to defeat the nothingness.
True, that is sometimes a worthy opponent,
but it is nowhere near as hard as
the unyeilding mass of thorns,
the forest of tentacles.
At least to me.

Perhaps this is a skill I can learn,
a role I can become,
an identity I may grow to fulfill,
something not an accident of birth,
but an achievement, a triumph.

I may not get there,
but I will try,
and I will begin,

Wednesday, October 5, 2011

Share taxis in the smartphone age

Millions of people drive from A to B every morning and then back again. Between these, their car sits empty and unused. Most people drive alone, an entire car to transport one person. This is the kind of waste that the internet and smartphones are destined to deal with - dynamic, information driven problems with real monetary effect.

So I gleefully imagined a system somewhere between a bus and a taxi; a driver picking up passengers and dropping them off, but not at predefined times and places, rather as driven by demand.

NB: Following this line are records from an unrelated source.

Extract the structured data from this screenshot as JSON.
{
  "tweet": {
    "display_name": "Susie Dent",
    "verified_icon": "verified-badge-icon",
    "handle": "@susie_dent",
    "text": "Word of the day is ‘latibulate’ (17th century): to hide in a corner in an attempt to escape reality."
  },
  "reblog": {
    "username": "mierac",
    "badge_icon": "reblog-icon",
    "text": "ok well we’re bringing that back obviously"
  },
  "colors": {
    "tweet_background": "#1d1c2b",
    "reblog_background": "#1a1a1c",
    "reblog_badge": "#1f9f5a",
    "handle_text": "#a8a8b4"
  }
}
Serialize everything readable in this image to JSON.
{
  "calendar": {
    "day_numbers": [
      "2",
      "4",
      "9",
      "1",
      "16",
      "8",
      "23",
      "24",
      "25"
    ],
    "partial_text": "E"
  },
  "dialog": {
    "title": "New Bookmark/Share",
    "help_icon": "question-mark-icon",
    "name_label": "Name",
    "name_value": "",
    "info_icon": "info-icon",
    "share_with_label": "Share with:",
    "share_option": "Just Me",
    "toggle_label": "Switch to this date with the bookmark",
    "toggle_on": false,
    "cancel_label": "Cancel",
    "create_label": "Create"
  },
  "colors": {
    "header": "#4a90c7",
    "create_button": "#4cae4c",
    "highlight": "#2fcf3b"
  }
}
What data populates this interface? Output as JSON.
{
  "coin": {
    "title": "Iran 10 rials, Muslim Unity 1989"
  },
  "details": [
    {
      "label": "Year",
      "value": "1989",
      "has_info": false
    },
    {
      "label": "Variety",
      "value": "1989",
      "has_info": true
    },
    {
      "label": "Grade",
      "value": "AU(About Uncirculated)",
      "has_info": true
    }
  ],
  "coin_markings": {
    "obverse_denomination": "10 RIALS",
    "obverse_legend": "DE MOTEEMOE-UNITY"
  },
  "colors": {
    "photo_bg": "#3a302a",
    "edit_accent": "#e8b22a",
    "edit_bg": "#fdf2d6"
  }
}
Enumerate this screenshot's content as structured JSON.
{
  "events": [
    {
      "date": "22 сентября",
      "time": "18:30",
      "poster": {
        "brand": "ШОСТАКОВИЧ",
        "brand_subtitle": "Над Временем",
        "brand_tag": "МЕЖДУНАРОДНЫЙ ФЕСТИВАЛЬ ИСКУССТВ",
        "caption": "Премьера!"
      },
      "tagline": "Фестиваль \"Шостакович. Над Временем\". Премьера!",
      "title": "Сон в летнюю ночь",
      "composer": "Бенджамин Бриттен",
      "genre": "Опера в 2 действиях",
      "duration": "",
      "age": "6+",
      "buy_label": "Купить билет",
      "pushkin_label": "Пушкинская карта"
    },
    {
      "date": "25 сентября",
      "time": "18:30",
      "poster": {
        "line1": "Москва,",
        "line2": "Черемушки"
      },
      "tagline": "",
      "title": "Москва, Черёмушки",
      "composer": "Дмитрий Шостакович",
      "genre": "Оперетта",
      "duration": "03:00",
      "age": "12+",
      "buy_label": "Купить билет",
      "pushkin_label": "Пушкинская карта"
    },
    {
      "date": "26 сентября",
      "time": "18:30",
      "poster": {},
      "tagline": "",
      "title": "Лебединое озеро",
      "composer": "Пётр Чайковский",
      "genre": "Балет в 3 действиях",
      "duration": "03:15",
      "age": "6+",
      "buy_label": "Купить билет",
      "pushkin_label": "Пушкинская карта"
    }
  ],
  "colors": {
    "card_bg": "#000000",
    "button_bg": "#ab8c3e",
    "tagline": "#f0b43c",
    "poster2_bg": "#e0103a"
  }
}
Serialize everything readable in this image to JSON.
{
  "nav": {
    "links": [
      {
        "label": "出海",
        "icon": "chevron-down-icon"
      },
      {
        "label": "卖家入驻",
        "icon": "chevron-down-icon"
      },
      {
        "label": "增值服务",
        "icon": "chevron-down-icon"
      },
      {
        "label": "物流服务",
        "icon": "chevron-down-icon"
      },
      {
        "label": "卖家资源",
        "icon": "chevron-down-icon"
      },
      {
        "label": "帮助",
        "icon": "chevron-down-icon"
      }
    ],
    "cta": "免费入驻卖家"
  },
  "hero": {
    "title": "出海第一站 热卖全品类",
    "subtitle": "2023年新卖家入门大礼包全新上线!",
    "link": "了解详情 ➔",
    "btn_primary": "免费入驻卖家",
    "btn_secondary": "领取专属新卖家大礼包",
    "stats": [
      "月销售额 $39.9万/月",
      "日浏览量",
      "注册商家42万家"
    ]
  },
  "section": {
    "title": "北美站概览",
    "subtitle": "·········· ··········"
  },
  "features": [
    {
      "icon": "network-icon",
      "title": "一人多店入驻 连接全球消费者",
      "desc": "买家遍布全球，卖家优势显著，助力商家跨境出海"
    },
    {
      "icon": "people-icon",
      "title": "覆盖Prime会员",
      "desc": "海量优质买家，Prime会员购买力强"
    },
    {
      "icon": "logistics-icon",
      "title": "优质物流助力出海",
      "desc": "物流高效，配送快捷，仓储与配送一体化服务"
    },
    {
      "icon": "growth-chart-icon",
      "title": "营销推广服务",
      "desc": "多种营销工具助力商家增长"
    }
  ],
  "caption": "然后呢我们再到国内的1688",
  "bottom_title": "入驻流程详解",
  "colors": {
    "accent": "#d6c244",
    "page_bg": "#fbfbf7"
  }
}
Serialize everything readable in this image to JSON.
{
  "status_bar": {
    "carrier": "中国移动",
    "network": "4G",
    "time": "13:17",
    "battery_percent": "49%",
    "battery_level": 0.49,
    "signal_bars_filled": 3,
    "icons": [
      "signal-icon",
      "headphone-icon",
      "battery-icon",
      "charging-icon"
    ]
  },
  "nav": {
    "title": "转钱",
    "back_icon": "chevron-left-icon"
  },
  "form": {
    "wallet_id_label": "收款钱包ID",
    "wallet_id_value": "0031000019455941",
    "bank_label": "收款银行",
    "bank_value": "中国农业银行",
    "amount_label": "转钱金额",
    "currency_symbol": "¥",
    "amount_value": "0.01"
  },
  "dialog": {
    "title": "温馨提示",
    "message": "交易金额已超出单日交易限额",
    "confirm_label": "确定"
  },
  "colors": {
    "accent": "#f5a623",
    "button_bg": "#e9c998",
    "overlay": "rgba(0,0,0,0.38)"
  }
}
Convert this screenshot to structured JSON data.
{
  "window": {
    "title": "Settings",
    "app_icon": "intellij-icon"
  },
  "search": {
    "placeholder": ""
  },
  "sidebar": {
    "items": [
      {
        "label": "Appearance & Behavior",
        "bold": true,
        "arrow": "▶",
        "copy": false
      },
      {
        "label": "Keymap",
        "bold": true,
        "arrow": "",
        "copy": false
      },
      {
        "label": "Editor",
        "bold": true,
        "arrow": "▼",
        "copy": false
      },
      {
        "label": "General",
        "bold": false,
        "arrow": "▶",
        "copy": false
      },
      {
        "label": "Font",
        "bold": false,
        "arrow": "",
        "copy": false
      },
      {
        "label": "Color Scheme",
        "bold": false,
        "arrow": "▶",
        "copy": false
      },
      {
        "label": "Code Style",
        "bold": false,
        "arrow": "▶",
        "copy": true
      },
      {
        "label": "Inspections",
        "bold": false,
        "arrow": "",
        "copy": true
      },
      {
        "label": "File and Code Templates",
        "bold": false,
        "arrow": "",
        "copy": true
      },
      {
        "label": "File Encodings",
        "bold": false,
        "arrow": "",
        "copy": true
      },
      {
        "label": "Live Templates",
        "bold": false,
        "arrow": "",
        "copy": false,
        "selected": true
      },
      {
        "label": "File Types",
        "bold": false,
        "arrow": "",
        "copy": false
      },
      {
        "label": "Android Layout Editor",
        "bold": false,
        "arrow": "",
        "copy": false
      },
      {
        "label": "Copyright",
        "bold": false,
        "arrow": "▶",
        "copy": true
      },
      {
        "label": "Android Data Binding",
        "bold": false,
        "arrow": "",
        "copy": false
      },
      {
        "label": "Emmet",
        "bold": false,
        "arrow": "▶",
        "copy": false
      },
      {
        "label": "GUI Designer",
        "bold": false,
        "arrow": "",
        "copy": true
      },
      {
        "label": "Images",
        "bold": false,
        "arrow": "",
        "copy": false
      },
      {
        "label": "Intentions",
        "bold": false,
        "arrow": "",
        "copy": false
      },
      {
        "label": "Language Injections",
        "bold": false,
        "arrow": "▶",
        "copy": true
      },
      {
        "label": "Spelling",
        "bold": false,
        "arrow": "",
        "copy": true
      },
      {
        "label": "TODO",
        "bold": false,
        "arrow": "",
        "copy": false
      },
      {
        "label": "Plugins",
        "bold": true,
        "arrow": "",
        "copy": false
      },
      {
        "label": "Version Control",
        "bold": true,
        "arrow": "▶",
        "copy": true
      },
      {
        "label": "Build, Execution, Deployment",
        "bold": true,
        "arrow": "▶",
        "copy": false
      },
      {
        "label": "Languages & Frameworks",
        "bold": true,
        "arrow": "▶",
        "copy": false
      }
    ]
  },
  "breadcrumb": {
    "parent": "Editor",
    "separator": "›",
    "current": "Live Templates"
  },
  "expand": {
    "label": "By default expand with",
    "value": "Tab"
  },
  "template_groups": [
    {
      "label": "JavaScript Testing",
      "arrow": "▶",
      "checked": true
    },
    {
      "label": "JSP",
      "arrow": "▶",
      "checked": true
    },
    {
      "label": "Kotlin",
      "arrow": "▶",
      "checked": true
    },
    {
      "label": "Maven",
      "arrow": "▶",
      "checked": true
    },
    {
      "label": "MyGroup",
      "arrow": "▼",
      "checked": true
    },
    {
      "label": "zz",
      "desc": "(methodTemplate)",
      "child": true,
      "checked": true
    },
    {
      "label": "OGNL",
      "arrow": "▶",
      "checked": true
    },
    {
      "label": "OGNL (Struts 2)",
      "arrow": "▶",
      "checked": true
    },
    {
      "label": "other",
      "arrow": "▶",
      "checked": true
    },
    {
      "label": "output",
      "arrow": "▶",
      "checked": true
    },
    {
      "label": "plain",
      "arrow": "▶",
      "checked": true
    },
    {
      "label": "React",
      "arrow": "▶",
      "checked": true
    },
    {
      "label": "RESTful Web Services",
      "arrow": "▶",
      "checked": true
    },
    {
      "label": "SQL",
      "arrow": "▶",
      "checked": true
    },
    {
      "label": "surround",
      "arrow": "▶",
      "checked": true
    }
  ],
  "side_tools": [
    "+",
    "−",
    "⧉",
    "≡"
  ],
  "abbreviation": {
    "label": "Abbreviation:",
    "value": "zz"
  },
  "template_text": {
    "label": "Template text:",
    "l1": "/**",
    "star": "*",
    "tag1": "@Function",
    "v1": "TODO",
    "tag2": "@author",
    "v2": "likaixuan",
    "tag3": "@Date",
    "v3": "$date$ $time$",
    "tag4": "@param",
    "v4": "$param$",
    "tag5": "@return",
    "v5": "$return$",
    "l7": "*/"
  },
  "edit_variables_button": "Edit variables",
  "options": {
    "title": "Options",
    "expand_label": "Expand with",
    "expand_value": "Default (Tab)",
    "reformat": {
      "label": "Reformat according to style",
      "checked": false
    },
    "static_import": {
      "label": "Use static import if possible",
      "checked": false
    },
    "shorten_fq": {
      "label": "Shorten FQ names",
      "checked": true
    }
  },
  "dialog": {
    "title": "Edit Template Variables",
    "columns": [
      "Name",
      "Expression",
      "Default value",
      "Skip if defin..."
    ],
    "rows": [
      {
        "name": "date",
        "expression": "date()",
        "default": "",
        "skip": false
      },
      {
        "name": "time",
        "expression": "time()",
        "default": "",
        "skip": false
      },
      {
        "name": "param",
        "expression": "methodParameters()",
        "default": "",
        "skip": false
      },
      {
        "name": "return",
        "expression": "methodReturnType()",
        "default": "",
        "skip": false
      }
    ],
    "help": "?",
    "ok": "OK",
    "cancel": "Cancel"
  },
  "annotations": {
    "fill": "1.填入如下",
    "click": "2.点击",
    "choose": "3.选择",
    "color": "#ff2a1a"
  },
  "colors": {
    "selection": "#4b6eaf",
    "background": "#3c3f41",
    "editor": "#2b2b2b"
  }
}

No more empty buses trundling to their next vacant rendez-vous.

But most things I think up either exist or have been imagined before. So I looked for it. And in developing countries, where the costs of transport are proportionately higher and time is proportionately cheaper, there are Sharing Taxis. Or Collective Taxis. Often these will wait to fill up and then set off; the trade-off is a significantly longer expected wait for the reduction in price. I had heard of this mode of transport before, where the bus drivers will wait for a morning until they are full.

Some services act more like unscheduled buses - they are official services which travel between specific places. London apparently has some of this, although the page on the Transport for London website doesn't specify any actual information. There are also a number of community bus schemes and dial-a-ride services, largely targeted at those not covered by normal public transport; the elderly, the rurally dispersed, the disabled.

I think the time has come for a more dynamic system. One where a professional can request a service from their smartphone, indicating whether they have additional baggage or passengers, and the taxi companies can bid to take the custom. They give a price and an arrival time, and are penalised for every minute later they are. The users of the service rate their trip; largely this is a feedback mechanism for when the taxi is late, unhelpful etc.

It could begin with manual bidding and selection of services - opting for sooner and more expensive if preferred. I suspect the ultimate aim would be for taxi companies to automatically bid for each journey using live pricing systems taking in traffic data, etc. The user could subscribe to a monthly contract much like a mobile phone, which gave them a certain amount of usage. Thus the price matching would happen between the demand and supply sides.

Ultimately a market in such things, particularly one including forwards or future contracts, would allow a taxi company to buy a minibus and finance the purchase by selling a number of journeys in the near future; demand-led investment. It would also create a market for forward-looking traffic data.

The basic mechanism, however, is just that a user can request a taxi and permit sharing part or all of the journey, with a central system to connect the supply and demand sides of this; the drivers and passengers. With that in place, many daily journeys would be much cheaper, which itself enables a huge swing towards on-demand transport services (taxis).

To bring it back to the current demand-responsive transport, they could hook into such a system as providers if they already run services, or as customers if they are consumers - residents associations, charities etc. It should make both sides of that equation more economically viable as there would be both more available supply and more available demand. How? By reducing inefficiency.